ATLANTA — A decades-long fight between Florida and Georgia over the supply of water in the states’ shared watershed is headed to trial, despite the pleas of a special master appointed by the U.S. Supreme Court to reach a settlement instead.
Florida’s attorneys say water use has grown dramatically in the booming metropolitan Atlanta area and in southwest Georgia’s agricultural industry, harming the environment and downstream industries including oyster fishing.
Georgia’s lawyers say the state’s water use isn’t to blame for lower flows into Florida’s Apalachicola Bay, and that capping its use of the Chattahoochee and Flint rivers will jeopardize Georgia’s economy.
The arguments filed this week suggest neither state is backing down ahead of a trial beginning on Oct. 31 that could affect how the watershed serving Alabama, Florida and Georgia is used.
“I hope I live long enough to see it happen,” said Special Master Ralph Lancaster, who was appointed by the U.S. Supreme Court to review Florida’s 2013 lawsuit. “When this matter is concluded, at least one and probably both of the parties will be unhappy with the court’s Order,” he warned attorneys last year in a conference call.
The dispute focuses on the Apalachicola-Chattahoochee-Flint River Basin, which drains nearly 20,000 square miles in western Georgia, eastern Alabama and the Florida Panhandle. The Chattahoochee and Flint rivers meet at the Georgia-Florida border to form the Apalachicola, which flows into the bay and the Gulf of Mexico beyond.
Florida wants Georgia’s water use to be capped annually, with additional cutbacks during drought years, so that Florida’s oyster industry gets the balance of fresh and salt water it needs to survive. Federal authorities have blamed low flows from fresh-water rivers for throwing off that balance, which “will be catastrophic and irreversible” for the industry and environment without change, Florida argues in its brief.

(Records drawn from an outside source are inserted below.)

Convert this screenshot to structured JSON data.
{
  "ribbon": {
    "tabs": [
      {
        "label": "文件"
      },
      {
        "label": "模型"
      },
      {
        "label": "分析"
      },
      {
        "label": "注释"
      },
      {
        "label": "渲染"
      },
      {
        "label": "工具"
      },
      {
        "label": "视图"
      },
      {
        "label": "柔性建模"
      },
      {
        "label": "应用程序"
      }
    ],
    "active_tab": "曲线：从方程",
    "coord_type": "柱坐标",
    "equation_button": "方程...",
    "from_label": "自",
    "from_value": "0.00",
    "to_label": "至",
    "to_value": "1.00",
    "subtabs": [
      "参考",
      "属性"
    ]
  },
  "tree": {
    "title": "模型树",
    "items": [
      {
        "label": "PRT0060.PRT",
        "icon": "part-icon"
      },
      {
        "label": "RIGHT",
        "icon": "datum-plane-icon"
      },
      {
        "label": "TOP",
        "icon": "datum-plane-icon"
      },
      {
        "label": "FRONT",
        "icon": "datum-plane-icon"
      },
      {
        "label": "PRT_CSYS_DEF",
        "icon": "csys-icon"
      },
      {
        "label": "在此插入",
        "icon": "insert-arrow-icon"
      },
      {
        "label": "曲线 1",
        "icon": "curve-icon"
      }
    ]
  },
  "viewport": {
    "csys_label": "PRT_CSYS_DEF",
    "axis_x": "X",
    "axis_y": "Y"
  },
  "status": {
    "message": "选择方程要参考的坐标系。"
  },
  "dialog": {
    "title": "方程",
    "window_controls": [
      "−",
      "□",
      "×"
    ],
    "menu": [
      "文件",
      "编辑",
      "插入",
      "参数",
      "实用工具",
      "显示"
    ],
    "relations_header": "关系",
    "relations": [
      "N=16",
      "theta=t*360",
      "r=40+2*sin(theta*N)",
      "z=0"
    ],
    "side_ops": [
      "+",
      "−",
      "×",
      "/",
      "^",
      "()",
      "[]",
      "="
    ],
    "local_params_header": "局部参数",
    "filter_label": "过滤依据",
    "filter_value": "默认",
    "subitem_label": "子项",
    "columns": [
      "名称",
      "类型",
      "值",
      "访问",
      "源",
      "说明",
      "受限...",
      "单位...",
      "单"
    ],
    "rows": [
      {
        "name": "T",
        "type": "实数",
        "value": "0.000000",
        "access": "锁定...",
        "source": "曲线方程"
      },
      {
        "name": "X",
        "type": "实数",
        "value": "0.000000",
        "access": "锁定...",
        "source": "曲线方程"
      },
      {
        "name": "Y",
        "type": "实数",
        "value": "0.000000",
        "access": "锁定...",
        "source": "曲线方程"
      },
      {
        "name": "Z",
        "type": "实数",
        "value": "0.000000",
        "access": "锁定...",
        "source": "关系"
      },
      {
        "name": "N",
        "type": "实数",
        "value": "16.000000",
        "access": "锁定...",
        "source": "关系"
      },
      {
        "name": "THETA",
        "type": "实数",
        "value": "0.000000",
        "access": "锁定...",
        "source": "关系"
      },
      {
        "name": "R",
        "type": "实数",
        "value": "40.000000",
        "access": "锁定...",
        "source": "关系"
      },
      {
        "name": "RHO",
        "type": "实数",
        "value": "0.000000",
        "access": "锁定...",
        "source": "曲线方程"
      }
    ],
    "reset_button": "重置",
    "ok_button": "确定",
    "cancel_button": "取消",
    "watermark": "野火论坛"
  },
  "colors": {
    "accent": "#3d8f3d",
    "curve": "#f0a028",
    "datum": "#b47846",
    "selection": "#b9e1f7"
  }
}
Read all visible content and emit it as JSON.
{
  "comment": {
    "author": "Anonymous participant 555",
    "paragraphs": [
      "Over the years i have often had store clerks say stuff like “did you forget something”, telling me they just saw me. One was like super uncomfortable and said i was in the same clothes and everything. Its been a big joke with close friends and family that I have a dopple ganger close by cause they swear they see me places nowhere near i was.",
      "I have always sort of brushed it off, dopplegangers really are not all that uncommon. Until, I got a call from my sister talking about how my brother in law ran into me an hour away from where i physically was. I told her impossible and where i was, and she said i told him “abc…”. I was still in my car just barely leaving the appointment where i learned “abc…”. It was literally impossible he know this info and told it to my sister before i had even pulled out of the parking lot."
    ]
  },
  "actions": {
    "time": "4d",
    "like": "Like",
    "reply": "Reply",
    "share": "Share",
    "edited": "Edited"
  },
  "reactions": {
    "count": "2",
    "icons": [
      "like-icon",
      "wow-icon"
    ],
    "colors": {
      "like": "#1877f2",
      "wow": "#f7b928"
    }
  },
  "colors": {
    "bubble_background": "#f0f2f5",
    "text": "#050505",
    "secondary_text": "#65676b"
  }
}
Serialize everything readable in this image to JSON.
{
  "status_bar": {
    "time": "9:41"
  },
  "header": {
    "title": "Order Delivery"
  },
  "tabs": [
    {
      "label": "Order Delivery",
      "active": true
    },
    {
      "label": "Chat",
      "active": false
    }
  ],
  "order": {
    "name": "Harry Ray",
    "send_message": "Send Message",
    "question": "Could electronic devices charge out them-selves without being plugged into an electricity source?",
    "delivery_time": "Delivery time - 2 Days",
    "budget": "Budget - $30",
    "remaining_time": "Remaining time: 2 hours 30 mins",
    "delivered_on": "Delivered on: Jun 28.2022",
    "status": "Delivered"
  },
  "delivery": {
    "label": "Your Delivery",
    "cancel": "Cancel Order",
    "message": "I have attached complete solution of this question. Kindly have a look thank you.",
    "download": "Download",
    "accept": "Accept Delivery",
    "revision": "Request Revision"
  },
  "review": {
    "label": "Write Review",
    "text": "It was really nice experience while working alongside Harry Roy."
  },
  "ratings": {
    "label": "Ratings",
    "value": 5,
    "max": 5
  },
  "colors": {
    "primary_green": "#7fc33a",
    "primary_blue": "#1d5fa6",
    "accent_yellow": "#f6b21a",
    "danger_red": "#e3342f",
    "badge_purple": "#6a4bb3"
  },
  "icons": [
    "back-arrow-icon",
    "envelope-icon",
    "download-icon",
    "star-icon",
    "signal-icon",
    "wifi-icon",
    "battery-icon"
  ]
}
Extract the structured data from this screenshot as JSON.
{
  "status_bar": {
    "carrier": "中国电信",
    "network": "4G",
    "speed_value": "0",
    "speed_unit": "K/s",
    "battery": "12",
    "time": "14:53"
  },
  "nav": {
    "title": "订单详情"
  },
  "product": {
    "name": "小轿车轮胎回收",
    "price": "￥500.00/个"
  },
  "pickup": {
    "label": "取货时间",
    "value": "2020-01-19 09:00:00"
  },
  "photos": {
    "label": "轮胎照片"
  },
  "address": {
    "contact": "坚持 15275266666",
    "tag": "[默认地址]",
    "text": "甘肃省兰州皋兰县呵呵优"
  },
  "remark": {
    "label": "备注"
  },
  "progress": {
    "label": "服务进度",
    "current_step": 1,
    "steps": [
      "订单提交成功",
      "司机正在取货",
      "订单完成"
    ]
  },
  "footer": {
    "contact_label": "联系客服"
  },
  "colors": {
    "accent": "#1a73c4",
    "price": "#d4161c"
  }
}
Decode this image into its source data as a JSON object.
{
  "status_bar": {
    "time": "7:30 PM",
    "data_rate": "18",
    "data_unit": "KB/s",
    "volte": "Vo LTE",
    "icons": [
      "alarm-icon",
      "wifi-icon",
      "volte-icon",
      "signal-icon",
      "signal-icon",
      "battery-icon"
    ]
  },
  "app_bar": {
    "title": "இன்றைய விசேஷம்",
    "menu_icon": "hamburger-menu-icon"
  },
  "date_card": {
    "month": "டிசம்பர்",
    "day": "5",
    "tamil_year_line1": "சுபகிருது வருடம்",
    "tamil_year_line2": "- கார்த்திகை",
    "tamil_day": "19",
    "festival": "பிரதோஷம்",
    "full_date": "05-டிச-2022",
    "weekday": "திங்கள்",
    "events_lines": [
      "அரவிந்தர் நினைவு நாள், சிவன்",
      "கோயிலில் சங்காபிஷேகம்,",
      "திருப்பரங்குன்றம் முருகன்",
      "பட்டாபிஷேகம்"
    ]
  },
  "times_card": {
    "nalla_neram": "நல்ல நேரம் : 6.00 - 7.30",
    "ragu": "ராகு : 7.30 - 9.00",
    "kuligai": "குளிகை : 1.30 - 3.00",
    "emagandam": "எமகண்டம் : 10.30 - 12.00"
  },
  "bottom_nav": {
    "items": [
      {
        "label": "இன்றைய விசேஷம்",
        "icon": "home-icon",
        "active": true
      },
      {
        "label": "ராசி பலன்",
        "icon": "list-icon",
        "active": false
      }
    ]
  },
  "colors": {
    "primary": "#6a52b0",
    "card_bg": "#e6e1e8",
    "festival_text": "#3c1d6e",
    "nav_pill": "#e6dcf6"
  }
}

Georgia’s water consumption is “extreme” and significantly worsens already reduced flows, the brief said. “Equity requires that Georgia share the pain with Florida, not avoid it at Florida’s expense.”
Florida also argues that Georgia hasn’t done enough to require water conservation in cities or efficiencies in agricultural uses. Georgia’s attorneys deny this, saying the state has taken steps to conserve water, both by farms and by metro Atlanta’s 5 million consumers.
Georgia attorneys hope to convince a court that Florida has failed to show that Georgia’s water use directly harms the downstream environment or industries. The brief says that Florida’s “own mismanagement” of the fishery has diminished the bay’s oyster population and blames lower downstream flows on drought and the management of dams by the U.S. Army Corps of Engineers. Attorneys for Georgia also argue that Florida hasn’t shown that its proposed annual cap and added drought limits will have any positive influence downstream, but will harm industries that contribute almost $18 million annually to Georgia’s economy.
“Florida proposes draconian reductions in Georgia’s water use — cuts that will cost hundreds of millions (if not billions) of dollars and will generate a mere fraction of the water that Florida suggests,” the brief said.
Both states indicated this month that a settlement is unlikely before the trial begins in Portland, Maine, where Lancaster is based.